**Exercise**
Give the records again in full, exactly as they are.

Website and app data records
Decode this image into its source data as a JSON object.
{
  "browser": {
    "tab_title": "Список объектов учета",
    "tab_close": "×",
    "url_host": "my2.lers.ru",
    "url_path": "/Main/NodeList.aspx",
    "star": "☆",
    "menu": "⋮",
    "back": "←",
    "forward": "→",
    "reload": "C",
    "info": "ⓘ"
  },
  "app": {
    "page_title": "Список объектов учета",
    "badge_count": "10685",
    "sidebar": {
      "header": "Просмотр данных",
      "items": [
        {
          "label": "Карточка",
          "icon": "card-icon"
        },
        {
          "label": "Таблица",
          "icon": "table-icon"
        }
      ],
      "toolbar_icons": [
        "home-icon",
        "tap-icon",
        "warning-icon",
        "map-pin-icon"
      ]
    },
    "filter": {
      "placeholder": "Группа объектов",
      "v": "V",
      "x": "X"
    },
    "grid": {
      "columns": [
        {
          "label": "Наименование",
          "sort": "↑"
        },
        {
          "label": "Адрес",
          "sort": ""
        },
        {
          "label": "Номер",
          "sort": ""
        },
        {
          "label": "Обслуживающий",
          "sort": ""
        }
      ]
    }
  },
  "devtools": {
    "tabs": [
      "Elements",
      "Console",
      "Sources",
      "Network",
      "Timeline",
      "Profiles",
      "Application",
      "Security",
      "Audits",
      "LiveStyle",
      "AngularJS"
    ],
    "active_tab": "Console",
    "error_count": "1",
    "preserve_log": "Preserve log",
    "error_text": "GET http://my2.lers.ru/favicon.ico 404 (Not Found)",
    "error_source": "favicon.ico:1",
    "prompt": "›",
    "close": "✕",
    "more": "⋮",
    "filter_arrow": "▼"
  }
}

**Output for this exercise**
Decode this image into its source data as a JSON object.
{
  "browser": {
    "tab_title": "Список объектов учета",
    "tab_close": "×",
    "url_host": "my2.lers.ru",
    "url_path": "/Main/NodeList.aspx",
    "star": "☆",
    "menu": "⋮",
    "back": "←",
    "forward": "→",
    "reload": "C",
    "info": "ⓘ"
  },
  "app": {
    "page_title": "Список объектов учета",
    "badge_count": "10685",
    "sidebar": {
      "header": "Просмотр данных",
      "items": [
        {
          "label": "Карточка",
          "icon": "card-icon"
        },
        {
          "label": "Таблица",
          "icon": "table-icon"
        }
      ],
      "toolbar_icons": [
        "home-icon",
        "tap-icon",
        "warning-icon",
        "map-pin-icon"
      ]
    },
    "filter": {
      "placeholder": "Группа объектов",
      "v": "V",
      "x": "X"
    },
    "grid": {
      "columns": [
        {
          "label": "Наименование",
          "sort": "↑"
        },
        {
          "label": "Адрес",
          "sort": ""
        },
        {
          "label": "Номер",
          "sort": ""
        },
        {
          "label": "Обслуживающий",
          "sort": ""
        }
      ]
    }
  },
  "devtools": {
    "tabs": [
      "Elements",
      "Console",
      "Sources",
      "Network",
      "Timeline",
      "Profiles",
      "Application",
      "Security",
      "Audits",
      "LiveStyle",
      "AngularJS"
    ],
    "active_tab": "Console",
    "error_count": "1",
    "preserve_log": "Preserve log",
    "error_text": "GET http://my2.lers.ru/favicon.ico 404 (Not Found)",
    "error_source": "favicon.ico:1",
    "prompt": "›",
    "close": "✕",
    "more": "⋮",
    "filter_arrow": "▼"
  }
}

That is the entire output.